━━━━━ DATASET RECORDS
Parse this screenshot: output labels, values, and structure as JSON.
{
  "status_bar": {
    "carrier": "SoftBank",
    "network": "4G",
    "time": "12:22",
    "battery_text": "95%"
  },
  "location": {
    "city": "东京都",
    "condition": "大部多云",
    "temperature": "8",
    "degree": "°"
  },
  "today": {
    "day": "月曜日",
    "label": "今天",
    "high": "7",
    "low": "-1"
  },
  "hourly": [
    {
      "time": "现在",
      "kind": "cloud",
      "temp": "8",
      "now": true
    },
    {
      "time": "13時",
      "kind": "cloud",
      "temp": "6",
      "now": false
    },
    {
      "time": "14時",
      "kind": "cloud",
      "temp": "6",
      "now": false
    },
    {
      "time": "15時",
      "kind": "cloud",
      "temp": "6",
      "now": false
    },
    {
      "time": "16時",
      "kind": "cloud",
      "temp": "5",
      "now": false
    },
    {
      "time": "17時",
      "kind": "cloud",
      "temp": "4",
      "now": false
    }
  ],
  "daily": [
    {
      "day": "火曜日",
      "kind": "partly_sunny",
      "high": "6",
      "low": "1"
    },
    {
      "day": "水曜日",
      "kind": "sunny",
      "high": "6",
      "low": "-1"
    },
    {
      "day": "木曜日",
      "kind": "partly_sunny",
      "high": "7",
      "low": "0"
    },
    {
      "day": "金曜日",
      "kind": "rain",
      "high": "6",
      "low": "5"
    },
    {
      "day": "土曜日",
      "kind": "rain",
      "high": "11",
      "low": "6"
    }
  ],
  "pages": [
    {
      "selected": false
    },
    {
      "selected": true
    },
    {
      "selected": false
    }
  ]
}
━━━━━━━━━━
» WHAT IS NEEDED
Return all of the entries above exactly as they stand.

» ANSWER SECTION
Parse this screenshot: output labels, values, and structure as JSON.
{
  "status_bar": {
    "carrier": "SoftBank",
    "network": "4G",
    "time": "12:22",
    "battery_text": "95%"
  },
  "location": {
    "city": "东京都",
    "condition": "大部多云",
    "temperature": "8",
    "degree": "°"
  },
  "today": {
    "day": "月曜日",
    "label": "今天",
    "high": "7",
    "low": "-1"
  },
  "hourly": [
    {
      "time": "现在",
      "kind": "cloud",
      "temp": "8",
      "now": true
    },
    {
      "time": "13時",
      "kind": "cloud",
      "temp": "6",
      "now": false
    },
    {
      "time": "14時",
      "kind": "cloud",
      "temp": "6",
      "now": false
    },
    {
      "time": "15時",
      "kind": "cloud",
      "temp": "6",
      "now": false
    },
    {
      "time": "16時",
      "kind": "cloud",
      "temp": "5",
      "now": false
    },
    {
      "time": "17時",
      "kind": "cloud",
      "temp": "4",
      "now": false
    }
  ],
  "daily": [
    {
      "day": "火曜日",
      "kind": "partly_sunny",
      "high": "6",
      "low": "1"
    },
    {
      "day": "水曜日",
      "kind": "sunny",
      "high": "6",
      "low": "-1"
    },
    {
      "day": "木曜日",
      "kind": "partly_sunny",
      "high": "7",
      "low": "0"
    },
    {
      "day": "金曜日",
      "kind": "rain",
      "high": "6",
      "low": "5"
    },
    {
      "day": "土曜日",
      "kind": "rain",
      "high": "11",
      "low": "6"
    }
  ],
  "pages": [
    {
      "selected": false
    },
    {
      "selected": true
    },
    {
      "selected": false
    }
  ]
}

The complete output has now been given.